Hotel Investment Sales Volumes in India
*Exchange rate – INR to USD estimated 2020
Investment activity has been on a pause since March 2020 post the nationwide lockdown. As the country gradually opened up with the unlock measures in phases since June 2020, the sentiment for evaluating hotel assets gained a little traction. The preference for assets in leisure markets increased given the strong recovery of leisure travel across the country since the third quarter of 2020. Investors were also keen on evaluating distressed opportunities in key markets, given last years' decline in corporate travel and its slow and steady recovery has impacted operational cash flows.
2021: Opportunistic optimism
Given the month on month increase in hotel room demand, there are emerging signs of investors evaluating hotel assets in the country, however valuations are at a discount to pre-Covid levels keeping in mind a slower demand and rate revival, especially for cities that are dependent on corporate and MICE segment and reduced profitability levels for the next 2-3 years. Investors are mostly inclined to evaluate operational assets in key markets rather than greenfield or brownfield developments.
A few developers with strong balance sheets are also actively evaluating hotel deals. This trend has also been witnessed on a global level, where private equity firms and institutional investors have large pools of opportunistic capital to deploy for funding or acquiring quality assets in major cities which may become available for the reasons highlighted earlier.

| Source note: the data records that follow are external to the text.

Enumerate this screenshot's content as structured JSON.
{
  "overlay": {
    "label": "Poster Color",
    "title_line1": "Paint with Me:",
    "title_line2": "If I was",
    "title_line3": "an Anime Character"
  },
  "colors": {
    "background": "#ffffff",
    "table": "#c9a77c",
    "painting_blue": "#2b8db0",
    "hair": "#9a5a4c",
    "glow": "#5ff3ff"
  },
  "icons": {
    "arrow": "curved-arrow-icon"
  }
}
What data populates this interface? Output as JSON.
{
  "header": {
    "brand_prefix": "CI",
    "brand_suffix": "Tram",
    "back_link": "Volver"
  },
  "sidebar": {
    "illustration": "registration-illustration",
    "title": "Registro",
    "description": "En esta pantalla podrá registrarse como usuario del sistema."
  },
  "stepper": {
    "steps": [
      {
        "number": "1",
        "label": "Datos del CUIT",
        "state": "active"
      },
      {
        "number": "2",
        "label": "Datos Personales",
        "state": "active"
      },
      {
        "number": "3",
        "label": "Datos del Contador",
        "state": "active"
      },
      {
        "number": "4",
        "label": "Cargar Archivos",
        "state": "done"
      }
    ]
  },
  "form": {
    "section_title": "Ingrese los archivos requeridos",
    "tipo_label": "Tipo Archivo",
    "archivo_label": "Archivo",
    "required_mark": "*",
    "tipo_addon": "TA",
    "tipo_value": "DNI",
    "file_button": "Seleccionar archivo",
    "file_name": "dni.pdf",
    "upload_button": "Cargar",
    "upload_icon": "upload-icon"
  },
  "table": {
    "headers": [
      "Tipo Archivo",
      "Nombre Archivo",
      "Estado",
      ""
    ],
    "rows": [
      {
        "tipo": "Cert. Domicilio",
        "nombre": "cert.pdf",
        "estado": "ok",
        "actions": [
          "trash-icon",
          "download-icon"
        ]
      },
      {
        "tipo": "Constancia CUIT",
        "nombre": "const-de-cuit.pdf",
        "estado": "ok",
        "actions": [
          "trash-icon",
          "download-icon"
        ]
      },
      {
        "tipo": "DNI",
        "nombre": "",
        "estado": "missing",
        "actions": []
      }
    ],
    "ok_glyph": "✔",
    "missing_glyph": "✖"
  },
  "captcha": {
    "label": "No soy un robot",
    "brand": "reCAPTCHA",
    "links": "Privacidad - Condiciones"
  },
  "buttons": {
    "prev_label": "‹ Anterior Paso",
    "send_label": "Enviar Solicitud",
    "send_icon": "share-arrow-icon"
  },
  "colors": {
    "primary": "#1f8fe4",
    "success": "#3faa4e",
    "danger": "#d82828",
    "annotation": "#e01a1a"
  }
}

Looking ahead in 2021, we expect that the current COVID-19 pandemic will continue to have some impact on both commercial and leisure hotel markets across the country, however we expect leisure markets will lead the overall recovery with pent up domestic demand. Business travel which has always formed the lion’s share of the market will continue to see a rather muted recovery.